Other elements of your post to aim to use the keyword in are one other header (aside from your page title), image alt tags (when you can), and throughout your content (where appropriate).
I’ll show you what each one of these elements look like in WordPress, specifically in the Visual Editor and in the Yoast SEO plugin section.
It’s good to include your focus keyword in one of the subheaders, but it can sometimes be difficult to do in a way that makes sense.
Pro Tip: Include the keyword in your conclusion subheader (e.g., “final thoughts,” “final words,” or simply “conclusion”).
Another recommendation is to include your focus keyword in the alternative text, commonly known as the alt tag, of one of your images. The purpose of the alt tag is to describe the images placed on your site for the visually impaired. Their computer will read out this text and thus give them an idea of what your image contains.
The alt tag is also shown when image downloading is forbidden by a particular browser, or if a network connection is slow and images don’t load properly. You may have a bit of difficulty including your focus keyword in the alt tag in a way that makes sense. If this is the case, you can include it in the alt tag of your post’s featured image.
Yoast SEO Plugin
Yoast SEO is the best SEO plugin available, and it will make optimizing posts and pages for search engines much easier.
In WordPress, the meta title can be different from the post title, and you can edit both the meta title and meta description through the Yoast SEO section located below the Visual Editor.
The “Focus Keyword” field is where to enter the keyword you’re trying to optimize. Yoast SEO will then assess your post and determine whether the SEO for the post is good or needs improvement.
The “Analysis” section displays what has been done well, what has been done satisfactorily, and what needs to improve. These indicators point you in the right direction, especially for the major elements described earlier. However, take all of this insight with a grain of salt because Yoast SEO isn’t perfect.
From the image above, you can see that Yoast claims the focus keyword isn’t in the first paragraph, when I’m absolutely sure I put it there. Yoast also claims that my keyword density appears to be 0%. To be fair, the focus keyword (“How much does tattoo removal hurt?”) is difficult to naturally insert within a post. Keep in mind that you don’t need to place the exact keyword in your content if it doesn’t make sense to do so. It’s best to prioritize content quality over how many times the exact keyword is mentioned.
Contextual Keywords Matter

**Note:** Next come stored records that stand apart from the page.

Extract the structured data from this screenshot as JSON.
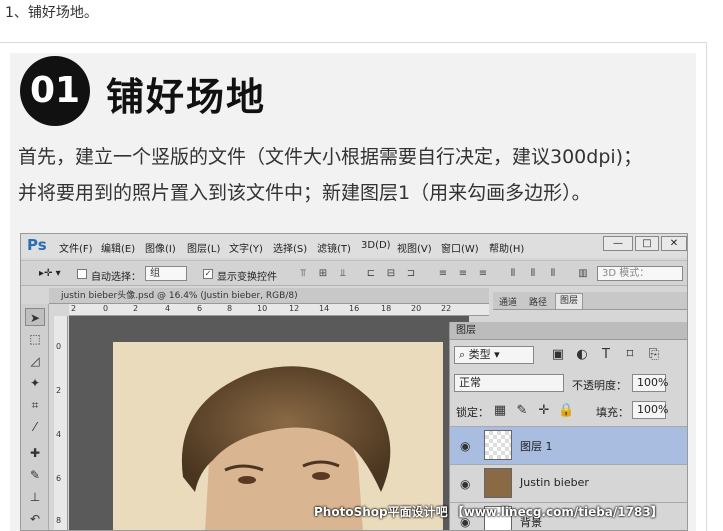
{
  "step": "1、铺好场地。",
  "badge": "01",
  "heading": "铺好场地",
  "paragraph": {
    "line1": "首先，建立一个竖版的文件（文件大小根据需要自行决定，建议300dpi)；",
    "line2": "并将要用到的照片置入到该文件中；新建图层1（用来勾画多边形）。"
  },
  "ps": {
    "logo": "Ps",
    "menus": [
      "文件(F)",
      "编辑(E)",
      "图像(I)",
      "图层(L)",
      "文字(Y)",
      "选择(S)",
      "滤镜(T)",
      "3D(D)",
      "视图(V)",
      "窗口(W)",
      "帮助(H)"
    ],
    "window_buttons": [
      "—",
      "□",
      "✕"
    ],
    "options": {
      "auto_select_label": "自动选择：",
      "auto_select_value": "组",
      "show_transform_label": "显示变换控件",
      "mode_3d": "3D 模式："
    },
    "doc_tab": "justin bieber头像.psd @ 16.4% (Justin bieber, RGB/8)",
    "ruler_h_ticks": [
      "2",
      "0",
      "2",
      "4",
      "6",
      "8",
      "10",
      "12",
      "14",
      "16",
      "18",
      "20",
      "22"
    ],
    "ruler_v_ticks": [
      "0",
      "2",
      "4",
      "6",
      "8"
    ],
    "panel_tabs": [
      "通道",
      "路径",
      "图层"
    ],
    "layers": {
      "title": "图层",
      "filter_kind": "类型",
      "blend_mode": "正常",
      "opacity_label": "不透明度：",
      "opacity_value": "100%",
      "lock_label": "锁定：",
      "fill_label": "填充：",
      "fill_value": "100%",
      "rows": [
        {
          "name": "图层 1",
          "selected": true
        },
        {
          "name": "Justin bieber",
          "selected": false
        },
        {
          "name": "背景",
          "selected": false
        }
      ]
    }
  },
  "watermark": "PhotoShop平面设计吧 【www.linecg.com/tieba/1783】"
}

When using keywords in the body of your content, it’s important to remember not to use the exact phrase if it doesn’t make sense. Google’s algorithms have become sophisticated enough to recognize the context of a keyword. You can still rank in SERPs if the algorithms sense closely related phrases and synonyms of a keyword were used in the content.
However, this only works if you’re actually writing relevant, high-quality content around a focus keyword. If you’re not consciously inserting the keyword, you’ll tend to use phrases that are synonymous or contextually related. So, remember, if you’re truly producing high-quality content around a focus keyword, you’ll still manage to rank in SERPs even if the exact keyword isn’t used often throughout the content.

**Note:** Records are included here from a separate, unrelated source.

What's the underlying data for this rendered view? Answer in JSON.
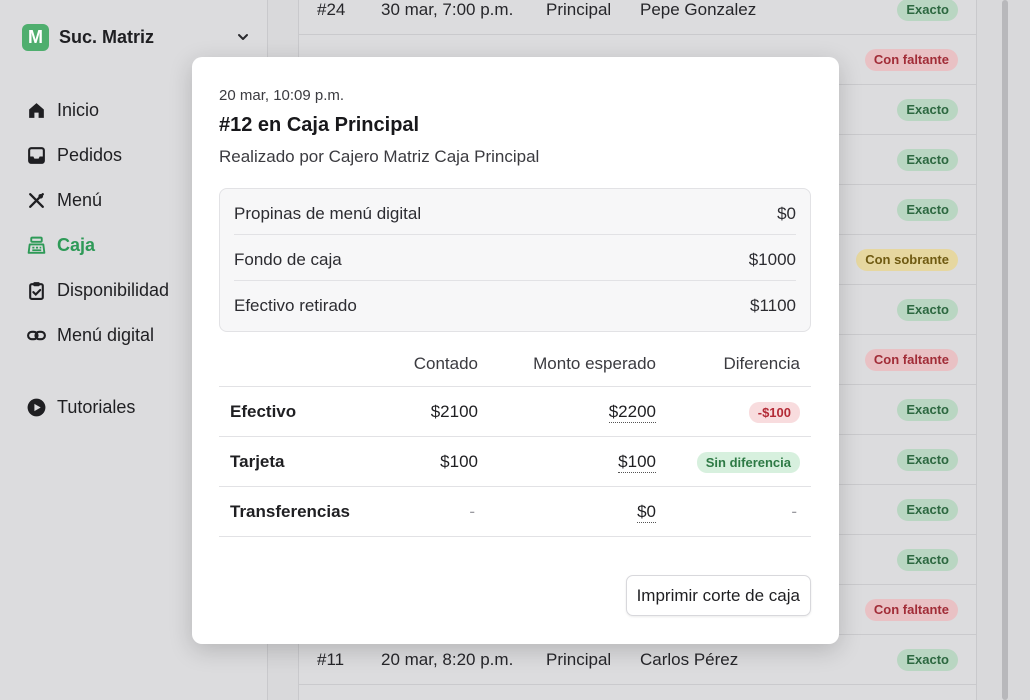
{
  "sidebar": {
    "brand_letter": "M",
    "brand_name": "Suc. Matriz",
    "accent": "#2e9a57",
    "items": [
      {
        "label": "Inicio",
        "icon": "home-icon"
      },
      {
        "label": "Pedidos",
        "icon": "inbox-icon"
      },
      {
        "label": "Menú",
        "icon": "utensils-icon"
      },
      {
        "label": "Caja",
        "icon": "cash-register-icon",
        "active": true
      },
      {
        "label": "Disponibilidad",
        "icon": "clipboard-check-icon"
      },
      {
        "label": "Menú digital",
        "icon": "link-icon"
      },
      {
        "label": "Tutoriales",
        "icon": "play-circle-icon"
      }
    ]
  },
  "background_rows": [
    {
      "id": "#24",
      "date": "30 mar, 7:00 p.m.",
      "caja": "Principal",
      "name": "Pepe Gonzalez",
      "badge": "Exacto",
      "status": "green"
    },
    {
      "id": "",
      "date": "",
      "caja": "",
      "name": "",
      "badge": "Con faltante",
      "status": "red"
    },
    {
      "id": "",
      "date": "",
      "caja": "",
      "name": "",
      "badge": "Exacto",
      "status": "green"
    },
    {
      "id": "",
      "date": "",
      "caja": "",
      "name": "",
      "badge": "Exacto",
      "status": "green"
    },
    {
      "id": "",
      "date": "",
      "caja": "",
      "name": "",
      "badge": "Exacto",
      "status": "green"
    },
    {
      "id": "",
      "date": "",
      "caja": "",
      "name": "",
      "badge": "Con sobrante",
      "status": "yellow"
    },
    {
      "id": "",
      "date": "",
      "caja": "",
      "name": "",
      "badge": "Exacto",
      "status": "green"
    },
    {
      "id": "",
      "date": "",
      "caja": "",
      "name": "",
      "badge": "Con faltante",
      "status": "red"
    },
    {
      "id": "",
      "date": "",
      "caja": "",
      "name": "",
      "badge": "Exacto",
      "status": "green"
    },
    {
      "id": "",
      "date": "",
      "caja": "",
      "name": "",
      "badge": "Exacto",
      "status": "green"
    },
    {
      "id": "",
      "date": "",
      "caja": "",
      "name": "",
      "badge": "Exacto",
      "status": "green"
    },
    {
      "id": "",
      "date": "",
      "caja": "",
      "name": "",
      "badge": "Exacto",
      "status": "green"
    },
    {
      "id": "",
      "date": "",
      "caja": "",
      "name": "",
      "badge": "Con faltante",
      "status": "red"
    },
    {
      "id": "#11",
      "date": "20 mar, 8:20 p.m.",
      "caja": "Principal",
      "name": "Carlos Pérez",
      "badge": "Exacto",
      "status": "green"
    }
  ],
  "modal": {
    "date": "20 mar, 10:09 p.m.",
    "title": "#12 en Caja Principal",
    "subtitle": "Realizado por Cajero Matriz Caja Principal",
    "summary": [
      {
        "label": "Propinas de menú digital",
        "value": "$0"
      },
      {
        "label": "Fondo de caja",
        "value": "$1000"
      },
      {
        "label": "Efectivo retirado",
        "value": "$1100"
      }
    ],
    "table_headers": {
      "counted": "Contado",
      "expected": "Monto esperado",
      "difference": "Diferencia"
    },
    "rows": [
      {
        "name": "Efectivo",
        "counted": "$2100",
        "expected": "$2200",
        "difference": "-$100",
        "diff_type": "red"
      },
      {
        "name": "Tarjeta",
        "counted": "$100",
        "expected": "$100",
        "difference": "Sin diferencia",
        "diff_type": "green"
      },
      {
        "name": "Transferencias",
        "counted": "-",
        "expected": "$0",
        "difference": "-",
        "diff_type": "none"
      }
    ],
    "print_label": "Imprimir corte de caja"
  }
}
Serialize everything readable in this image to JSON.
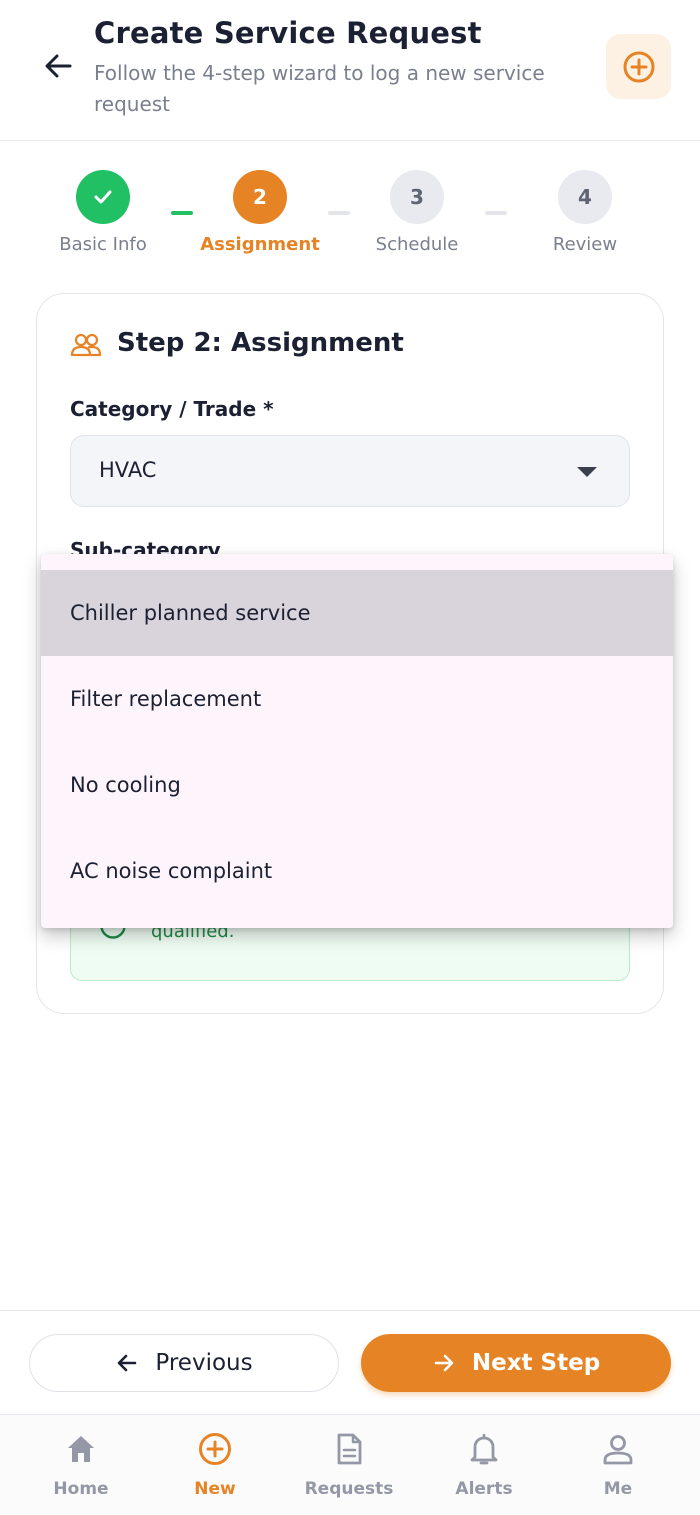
{
  "header": {
    "title": "Create Service Request",
    "subtitle": "Follow the 4-step wizard to log a new service request"
  },
  "stepper": {
    "steps": [
      {
        "number": "1",
        "label": "Basic Info",
        "state": "done"
      },
      {
        "number": "2",
        "label": "Assignment",
        "state": "active"
      },
      {
        "number": "3",
        "label": "Schedule",
        "state": "todo"
      },
      {
        "number": "4",
        "label": "Review",
        "state": "todo"
      }
    ]
  },
  "card": {
    "title": "Step 2: Assignment",
    "category_label": "Category / Trade *",
    "category_value": "HVAC",
    "subcategory_label": "Sub-category",
    "info_text": "qualified."
  },
  "dropdown": {
    "options": [
      "Chiller planned service",
      "Filter replacement",
      "No cooling",
      "AC noise complaint"
    ],
    "highlighted_index": 0
  },
  "actions": {
    "previous_label": "Previous",
    "next_label": "Next Step"
  },
  "nav": {
    "items": [
      {
        "label": "Home",
        "icon": "home-icon"
      },
      {
        "label": "New",
        "icon": "plus-circle-icon",
        "active": true
      },
      {
        "label": "Requests",
        "icon": "document-icon"
      },
      {
        "label": "Alerts",
        "icon": "bell-icon"
      },
      {
        "label": "Me",
        "icon": "user-icon"
      }
    ]
  },
  "colors": {
    "accent": "#e68425",
    "success": "#22c065",
    "text": "#1c2033",
    "muted": "#7a7f8e"
  }
}
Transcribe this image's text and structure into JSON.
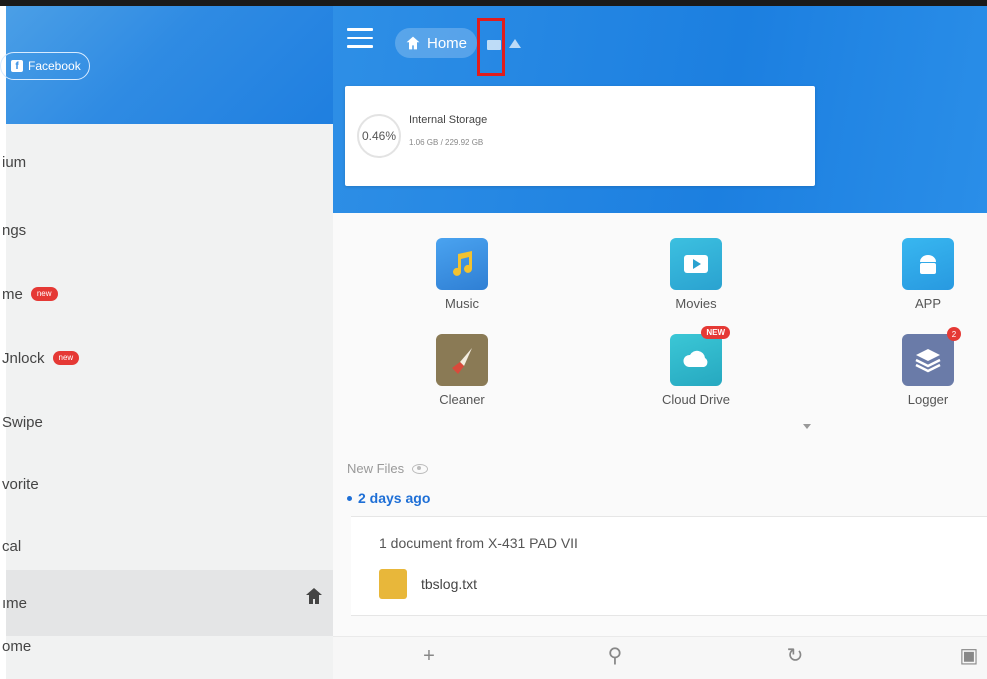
{
  "sidebar": {
    "facebook_label": "Facebook",
    "items": [
      {
        "label": "ium",
        "badge": ""
      },
      {
        "label": "ngs",
        "badge": ""
      },
      {
        "label": "me",
        "badge": "new"
      },
      {
        "label": "Jnlock",
        "badge": "new"
      },
      {
        "label": "Swipe",
        "badge": ""
      },
      {
        "label": "vorite",
        "badge": ""
      },
      {
        "label": "cal",
        "badge": ""
      },
      {
        "label": "ıme",
        "badge": ""
      },
      {
        "label": "ome",
        "badge": ""
      }
    ]
  },
  "header": {
    "breadcrumb_home": "Home"
  },
  "storage": {
    "percent": "0.46%",
    "title": "Internal Storage",
    "usage": "1.06 GB / 229.92 GB"
  },
  "categories": [
    {
      "label": "Music",
      "icon": "music-note-icon"
    },
    {
      "label": "Movies",
      "icon": "play-icon"
    },
    {
      "label": "APP",
      "icon": "android-icon"
    },
    {
      "label": "Cleaner",
      "icon": "broom-icon"
    },
    {
      "label": "Cloud Drive",
      "icon": "cloud-icon",
      "tag": "NEW"
    },
    {
      "label": "Logger",
      "icon": "layers-icon",
      "tag": "2"
    }
  ],
  "new_files": {
    "label": "New Files",
    "group_date": "2 days ago",
    "card_title": "1 document from X-431 PAD VII",
    "file_name": "tbslog.txt"
  },
  "colors": {
    "accent": "#1f7fe0",
    "badge": "#e53935",
    "highlight": "#e11d1d"
  }
}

Let me explain with an example focus keyword I want to optimize: “how much does tattoo removal hurt.” I may only be able to use that exact phrase a few times throughout my post, so writing a high-quality article means I’ll use phrases like “tattoo removal hurts” or “pain management” or “pain relief.” Each of these contextual phrases, that are closely related to my focus keyword, are then picked up by Google. Google’s algorithms know those phrases are related to the keyword I optimized my post for.

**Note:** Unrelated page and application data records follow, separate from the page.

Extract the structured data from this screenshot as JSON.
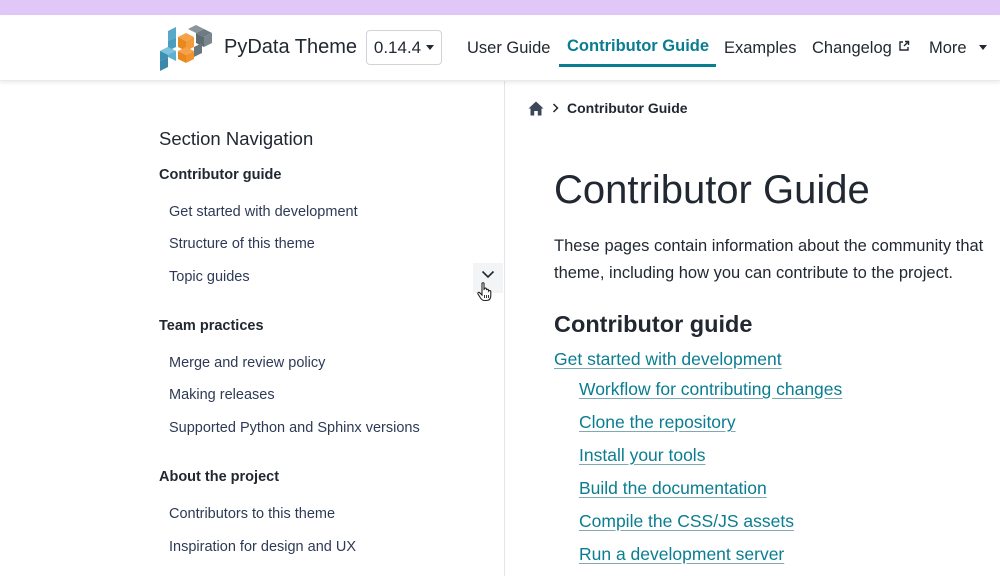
{
  "colors": {
    "top_strip": "#e0c7f7",
    "accent": "#0a7d91",
    "text": "#222832",
    "sidebar_link": "#2e3a55"
  },
  "header": {
    "brand": "PyData Theme",
    "version": "0.14.4",
    "nav": [
      {
        "label": "User Guide",
        "active": false
      },
      {
        "label": "Contributor Guide",
        "active": true
      },
      {
        "label": "Examples",
        "active": false
      },
      {
        "label": "Changelog",
        "active": false,
        "icon": "external-link-icon"
      },
      {
        "label": "More",
        "active": false,
        "icon": "caret-down-icon"
      }
    ]
  },
  "sidebar": {
    "title": "Section Navigation",
    "sections": [
      {
        "caption": "Contributor guide",
        "items": [
          {
            "label": "Get started with development"
          },
          {
            "label": "Structure of this theme"
          },
          {
            "label": "Topic guides",
            "expandable": true
          }
        ]
      },
      {
        "caption": "Team practices",
        "items": [
          {
            "label": "Merge and review policy"
          },
          {
            "label": "Making releases"
          },
          {
            "label": "Supported Python and Sphinx versions"
          }
        ]
      },
      {
        "caption": "About the project",
        "items": [
          {
            "label": "Contributors to this theme"
          },
          {
            "label": "Inspiration for design and UX"
          }
        ]
      }
    ]
  },
  "breadcrumb": {
    "home_icon": "home-icon",
    "current": "Contributor Guide"
  },
  "main": {
    "title": "Contributor Guide",
    "intro_line1": "These pages contain information about the community that",
    "intro_line2": "theme, including how you can contribute to the project.",
    "section_heading": "Contributor guide",
    "toc": [
      {
        "label": "Get started with development",
        "level": 1
      },
      {
        "label": "Workflow for contributing changes",
        "level": 2
      },
      {
        "label": "Clone the repository",
        "level": 2
      },
      {
        "label": "Install your tools",
        "level": 2
      },
      {
        "label": "Build the documentation",
        "level": 2
      },
      {
        "label": "Compile the CSS/JS assets",
        "level": 2
      },
      {
        "label": "Run a development server",
        "level": 2
      }
    ]
  }
}
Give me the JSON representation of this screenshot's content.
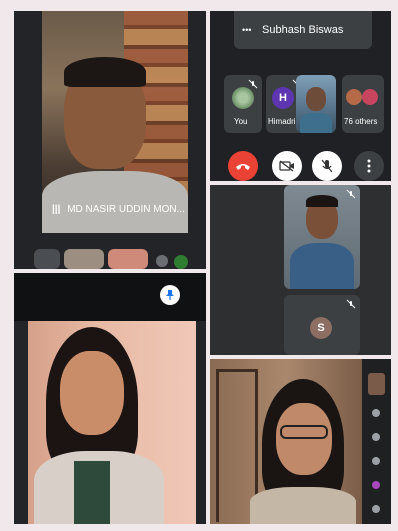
{
  "panel1": {
    "speaker_name": "MD NASIR UDDIN MON...",
    "menu_glyph": "|||"
  },
  "panel2": {
    "presenter": "Subhash Biswas",
    "menu_glyph": "•••",
    "participants": [
      {
        "label": "You"
      },
      {
        "label": "Himadri",
        "initial": "H",
        "color": "#5e35b1"
      },
      {
        "label": ""
      },
      {
        "label": "76 others"
      }
    ]
  },
  "panel4": {
    "avatar_initial": "S",
    "avatar_color": "#8d6e63"
  },
  "colors": {
    "meet_dark": "#202124",
    "end_call_red": "#ea4335",
    "pin_blue": "#1a73e8"
  }
}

The bottom line is that if you’re having trouble fitting an exact keyword in your post, then do your best to use close synonyms and related phrases instead so that your content doesn’t turn out robotic and off-putting.
Basic SEO Tips For Beginners: On-Page Elements You NEED To Optimize
In this section of the article Basic SEO Tips For Beginners: How To Make Google Notice Your Content, I enumerate the critical on-page elements that you'll need to optimize.